Monday, February 11, 2013

Showing Up? Be Like Demon Hunter

The recent Esquire piece about the guy who double-tapped "UBL" is pretty awesome.

If you're willing to forgive some big-league inaccuracies about the military benefits system, and just focus on the story, it's completely worth the read.  (The author overplayed his hand a bit on the whole 'guy serves his country and gets screwed for it' narrative).

Here's the most important passage for me:

"When we first started the war in Iraq, we were using Metallica music to soften people up before we interrogated them," the Shooter says. "Metallica got wind of this and they said, 'Hey, please don't use our music because we don't want to promote violence.' I thought, Dude, you have an album called Kill 'Em All. 
"But we stopped using their music, and then a band called Demon Hunter got in touch and said, 'We're all about promoting what you do.' They sent us CDs and patches. I wore my Demon Hunter patch on every mission. I wore it when I blasted bin Laden."
Here's why I loved that passage so much:  Last week, I had an amazing opportunity to sit down for an hour, one-on-one, with someone who took a consulting firm from "idea" to "multimillion-dollar international entity."  The meeting was a good mix of encouragement and tough love, and one of the things that made the biggest impression on me was this:  "Put aside all this 'no barrier to entry' stuff for a minute.  100 people could have the same idea tomorrow, and all start up tomorrow, and there's a simple way you can beat the pants off of all of them -- by showing up."

He went on to give a few specific examples of how little 'extra' steps enabled him to quickly differentiate.  NONE of it was rocket science, and ALL of it was the equivalent of the QB who stays to watch the extra film or the coach who takes the slight risk to make the bigger play.

Which is kinda what Demon Hunter did.  I have no idea who -- or what -- Demon Hunter is, and I'm not sure I care to find out.  But because they are now mentioned prominently in what will be one of the most cited and most linked magazine stories this year, they have just rocketed to a new level of prominence.

I'm also not entirely sure how Demon Hunter made contact with the protagonist in the story.  But what matters to me is that Demon Hunter showed up.  They are now ever-so-slightly associated with the ending to the biggest manhunt in history.

Why am I so confident that I can succeed in a business that's not based on Intellectual Property and has a low barrier to entry?  (Even though a portion of it is, but that's in development and is a subject for another day).

Because I know I can show up.  It's how I've succeeded in my military career, it's how I've succeeded in my academic career, and it's how I'll succeed in my civilian career.  There's something innate about knowing when, and how, to show up, and it can't be measured by a 40-yard dash, a vertical leap, a Wonderlic, or your 225 reps at the combine.

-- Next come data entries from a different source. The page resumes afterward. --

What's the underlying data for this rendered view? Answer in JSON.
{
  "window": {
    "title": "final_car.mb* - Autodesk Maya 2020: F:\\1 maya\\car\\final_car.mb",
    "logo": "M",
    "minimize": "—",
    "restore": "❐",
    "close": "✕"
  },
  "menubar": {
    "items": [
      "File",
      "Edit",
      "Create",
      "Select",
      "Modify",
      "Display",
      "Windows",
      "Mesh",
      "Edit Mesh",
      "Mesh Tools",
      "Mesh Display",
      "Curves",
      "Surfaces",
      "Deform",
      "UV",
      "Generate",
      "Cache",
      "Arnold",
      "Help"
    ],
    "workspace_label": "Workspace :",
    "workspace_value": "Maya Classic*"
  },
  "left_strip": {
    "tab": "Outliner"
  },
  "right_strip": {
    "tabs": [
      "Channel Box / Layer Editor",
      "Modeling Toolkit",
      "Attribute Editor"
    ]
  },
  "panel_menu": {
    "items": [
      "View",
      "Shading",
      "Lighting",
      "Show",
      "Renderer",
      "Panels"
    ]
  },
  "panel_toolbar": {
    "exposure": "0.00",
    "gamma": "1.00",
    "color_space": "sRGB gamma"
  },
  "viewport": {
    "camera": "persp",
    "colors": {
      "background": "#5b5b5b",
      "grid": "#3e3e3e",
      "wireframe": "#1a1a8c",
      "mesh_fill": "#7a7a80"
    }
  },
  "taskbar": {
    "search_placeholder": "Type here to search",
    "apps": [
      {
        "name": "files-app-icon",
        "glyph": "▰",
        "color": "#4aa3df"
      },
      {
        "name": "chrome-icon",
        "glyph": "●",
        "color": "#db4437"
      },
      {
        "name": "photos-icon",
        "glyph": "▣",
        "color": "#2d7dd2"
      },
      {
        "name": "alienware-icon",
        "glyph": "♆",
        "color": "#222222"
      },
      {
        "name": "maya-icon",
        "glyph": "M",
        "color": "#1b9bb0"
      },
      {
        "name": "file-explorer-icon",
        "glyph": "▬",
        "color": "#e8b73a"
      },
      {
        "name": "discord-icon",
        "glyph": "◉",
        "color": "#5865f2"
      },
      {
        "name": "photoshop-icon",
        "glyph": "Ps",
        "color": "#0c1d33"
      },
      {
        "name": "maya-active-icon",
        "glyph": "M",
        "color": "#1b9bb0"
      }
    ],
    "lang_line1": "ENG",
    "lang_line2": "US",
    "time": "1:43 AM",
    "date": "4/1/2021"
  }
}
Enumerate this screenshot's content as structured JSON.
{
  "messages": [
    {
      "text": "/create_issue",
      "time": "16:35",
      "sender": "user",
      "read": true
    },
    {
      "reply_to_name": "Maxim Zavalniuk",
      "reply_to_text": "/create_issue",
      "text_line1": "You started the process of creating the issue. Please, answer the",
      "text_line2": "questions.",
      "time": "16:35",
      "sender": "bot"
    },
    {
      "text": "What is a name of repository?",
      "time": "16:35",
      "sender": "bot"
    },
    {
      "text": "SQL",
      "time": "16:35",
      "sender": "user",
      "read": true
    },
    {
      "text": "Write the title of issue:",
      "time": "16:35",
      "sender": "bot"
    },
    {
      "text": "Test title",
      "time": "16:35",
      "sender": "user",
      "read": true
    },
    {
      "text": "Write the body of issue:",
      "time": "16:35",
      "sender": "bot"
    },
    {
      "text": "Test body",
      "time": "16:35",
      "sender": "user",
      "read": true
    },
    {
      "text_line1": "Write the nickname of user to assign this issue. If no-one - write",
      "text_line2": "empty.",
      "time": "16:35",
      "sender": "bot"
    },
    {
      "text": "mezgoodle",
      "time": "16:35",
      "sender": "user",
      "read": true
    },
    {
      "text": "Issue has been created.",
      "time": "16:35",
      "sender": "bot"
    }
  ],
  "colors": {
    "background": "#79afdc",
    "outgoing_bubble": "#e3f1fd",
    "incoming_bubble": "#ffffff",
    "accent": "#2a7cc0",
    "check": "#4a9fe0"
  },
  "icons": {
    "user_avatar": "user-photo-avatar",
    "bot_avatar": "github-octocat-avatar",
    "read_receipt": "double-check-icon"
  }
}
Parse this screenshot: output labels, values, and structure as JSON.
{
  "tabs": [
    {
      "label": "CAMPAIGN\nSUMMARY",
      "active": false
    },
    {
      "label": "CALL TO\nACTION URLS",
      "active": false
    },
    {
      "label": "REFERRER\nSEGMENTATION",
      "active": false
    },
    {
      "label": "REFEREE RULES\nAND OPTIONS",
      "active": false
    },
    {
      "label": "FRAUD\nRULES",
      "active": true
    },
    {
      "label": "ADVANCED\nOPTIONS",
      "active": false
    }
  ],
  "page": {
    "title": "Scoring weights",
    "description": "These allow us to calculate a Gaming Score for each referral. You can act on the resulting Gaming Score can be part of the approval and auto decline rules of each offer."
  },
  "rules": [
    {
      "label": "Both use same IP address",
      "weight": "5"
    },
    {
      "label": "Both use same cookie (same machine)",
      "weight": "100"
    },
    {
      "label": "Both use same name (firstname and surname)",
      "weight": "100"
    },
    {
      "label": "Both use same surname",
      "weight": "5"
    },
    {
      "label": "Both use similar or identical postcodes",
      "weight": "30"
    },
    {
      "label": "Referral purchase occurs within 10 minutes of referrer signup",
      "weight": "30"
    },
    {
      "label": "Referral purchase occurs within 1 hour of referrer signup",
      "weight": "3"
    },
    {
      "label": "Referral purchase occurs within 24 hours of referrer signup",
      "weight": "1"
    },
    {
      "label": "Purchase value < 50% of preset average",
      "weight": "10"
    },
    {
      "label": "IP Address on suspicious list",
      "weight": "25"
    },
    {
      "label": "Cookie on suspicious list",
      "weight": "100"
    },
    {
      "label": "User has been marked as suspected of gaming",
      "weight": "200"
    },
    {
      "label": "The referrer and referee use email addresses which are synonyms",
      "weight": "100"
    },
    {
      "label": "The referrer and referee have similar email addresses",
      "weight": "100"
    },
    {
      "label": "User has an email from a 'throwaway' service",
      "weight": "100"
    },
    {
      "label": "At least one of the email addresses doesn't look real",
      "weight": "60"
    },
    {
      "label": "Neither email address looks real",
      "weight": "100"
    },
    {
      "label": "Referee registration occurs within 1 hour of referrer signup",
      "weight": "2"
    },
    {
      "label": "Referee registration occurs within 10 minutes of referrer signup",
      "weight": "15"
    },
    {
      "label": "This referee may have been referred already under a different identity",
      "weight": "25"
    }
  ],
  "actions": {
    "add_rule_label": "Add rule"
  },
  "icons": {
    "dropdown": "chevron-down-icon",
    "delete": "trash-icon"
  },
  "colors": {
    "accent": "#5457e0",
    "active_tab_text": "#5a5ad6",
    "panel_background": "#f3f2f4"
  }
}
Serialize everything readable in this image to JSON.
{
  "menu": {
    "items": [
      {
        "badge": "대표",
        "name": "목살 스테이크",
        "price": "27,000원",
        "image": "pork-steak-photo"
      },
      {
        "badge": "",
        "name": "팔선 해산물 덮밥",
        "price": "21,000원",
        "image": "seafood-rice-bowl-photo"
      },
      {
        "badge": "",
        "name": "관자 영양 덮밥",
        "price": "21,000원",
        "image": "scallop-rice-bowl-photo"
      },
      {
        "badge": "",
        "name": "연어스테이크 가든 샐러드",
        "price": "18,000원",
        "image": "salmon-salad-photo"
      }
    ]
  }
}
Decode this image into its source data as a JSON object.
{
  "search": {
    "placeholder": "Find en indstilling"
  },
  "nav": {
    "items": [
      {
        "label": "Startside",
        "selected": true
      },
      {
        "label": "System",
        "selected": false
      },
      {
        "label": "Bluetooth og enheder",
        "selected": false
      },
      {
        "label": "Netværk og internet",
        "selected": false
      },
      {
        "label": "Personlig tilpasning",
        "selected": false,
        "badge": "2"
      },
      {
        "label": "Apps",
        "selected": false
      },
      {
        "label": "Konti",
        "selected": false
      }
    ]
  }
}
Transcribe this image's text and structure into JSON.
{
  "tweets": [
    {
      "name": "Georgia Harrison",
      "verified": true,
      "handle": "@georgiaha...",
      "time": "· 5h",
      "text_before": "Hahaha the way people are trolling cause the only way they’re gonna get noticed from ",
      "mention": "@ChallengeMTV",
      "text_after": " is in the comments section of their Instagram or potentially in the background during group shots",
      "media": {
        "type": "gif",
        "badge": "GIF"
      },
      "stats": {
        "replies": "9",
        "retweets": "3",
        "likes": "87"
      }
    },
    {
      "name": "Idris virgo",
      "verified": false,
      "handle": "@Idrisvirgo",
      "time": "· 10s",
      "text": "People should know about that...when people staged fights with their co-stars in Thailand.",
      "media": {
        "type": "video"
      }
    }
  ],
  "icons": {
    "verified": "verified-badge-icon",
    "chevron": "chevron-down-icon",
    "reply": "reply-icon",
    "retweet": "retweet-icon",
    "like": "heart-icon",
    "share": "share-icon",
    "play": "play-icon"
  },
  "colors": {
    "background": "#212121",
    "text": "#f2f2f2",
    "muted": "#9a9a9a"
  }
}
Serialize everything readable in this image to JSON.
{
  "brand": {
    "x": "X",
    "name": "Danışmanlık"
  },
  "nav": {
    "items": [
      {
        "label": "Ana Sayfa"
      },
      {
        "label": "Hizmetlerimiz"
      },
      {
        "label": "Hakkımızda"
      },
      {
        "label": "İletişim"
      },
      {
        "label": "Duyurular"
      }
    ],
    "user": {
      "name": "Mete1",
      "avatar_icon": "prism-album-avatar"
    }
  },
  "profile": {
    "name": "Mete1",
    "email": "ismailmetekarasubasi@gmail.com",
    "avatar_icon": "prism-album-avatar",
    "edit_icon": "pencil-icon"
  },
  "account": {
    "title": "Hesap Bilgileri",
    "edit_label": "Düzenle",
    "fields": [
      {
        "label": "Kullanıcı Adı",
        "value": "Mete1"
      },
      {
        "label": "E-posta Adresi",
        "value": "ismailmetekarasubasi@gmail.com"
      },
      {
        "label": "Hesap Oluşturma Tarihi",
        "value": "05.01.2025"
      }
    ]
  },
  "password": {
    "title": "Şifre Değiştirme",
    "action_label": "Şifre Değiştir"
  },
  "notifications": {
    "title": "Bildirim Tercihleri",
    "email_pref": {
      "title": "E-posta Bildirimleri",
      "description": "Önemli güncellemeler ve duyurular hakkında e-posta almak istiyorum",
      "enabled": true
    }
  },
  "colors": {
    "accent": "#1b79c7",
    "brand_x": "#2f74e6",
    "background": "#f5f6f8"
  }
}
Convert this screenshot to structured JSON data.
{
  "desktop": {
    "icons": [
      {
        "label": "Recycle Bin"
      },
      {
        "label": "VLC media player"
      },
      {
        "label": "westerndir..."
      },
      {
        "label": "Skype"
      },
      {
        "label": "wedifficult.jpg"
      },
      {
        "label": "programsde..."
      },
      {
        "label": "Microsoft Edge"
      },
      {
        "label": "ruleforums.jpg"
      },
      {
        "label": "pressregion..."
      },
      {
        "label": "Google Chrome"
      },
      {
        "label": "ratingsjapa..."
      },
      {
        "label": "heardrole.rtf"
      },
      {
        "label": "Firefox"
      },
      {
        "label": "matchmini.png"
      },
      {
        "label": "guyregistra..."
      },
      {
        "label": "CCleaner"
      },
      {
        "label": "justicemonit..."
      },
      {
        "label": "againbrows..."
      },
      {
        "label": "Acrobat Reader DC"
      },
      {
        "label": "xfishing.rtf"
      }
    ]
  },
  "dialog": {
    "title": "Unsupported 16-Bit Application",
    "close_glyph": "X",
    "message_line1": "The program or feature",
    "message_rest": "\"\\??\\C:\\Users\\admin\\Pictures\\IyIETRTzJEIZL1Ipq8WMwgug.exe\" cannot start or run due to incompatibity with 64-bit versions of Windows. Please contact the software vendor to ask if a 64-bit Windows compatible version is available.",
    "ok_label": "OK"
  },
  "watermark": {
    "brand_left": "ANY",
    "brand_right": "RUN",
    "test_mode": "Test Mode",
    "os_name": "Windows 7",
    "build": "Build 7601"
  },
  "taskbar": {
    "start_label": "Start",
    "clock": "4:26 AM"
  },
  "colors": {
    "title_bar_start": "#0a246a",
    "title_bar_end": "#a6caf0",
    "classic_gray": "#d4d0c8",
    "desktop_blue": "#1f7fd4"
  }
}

It's whether you want to be Tom Brady or Ryan Leaf....and if the game of football were 'uninvented' tomorrow, and could never be played again, I would always bet on the former against the latter.  It could be backgammon, tiddly winks, high-stakes poker or investment banking.  The arena doesn't matter as much as the mentality does.  

1 comment:

C R Krieger said...

Blame it on Woody Allen, who said XX% of life is just showing up.  (Some say he said 80 and some say he said 90).  And, maybe he is correct, given that he keeps showing up and we keep giving him respect.

But, to the larger issue, I think the showing up part is correct.  Sometimes it is hard to show up, but showing up means you are there at the critical moment.

The flip side of it is "never give up", as a great American politician once said, “Never, never, never, never give up.”

Regards  —  Cliff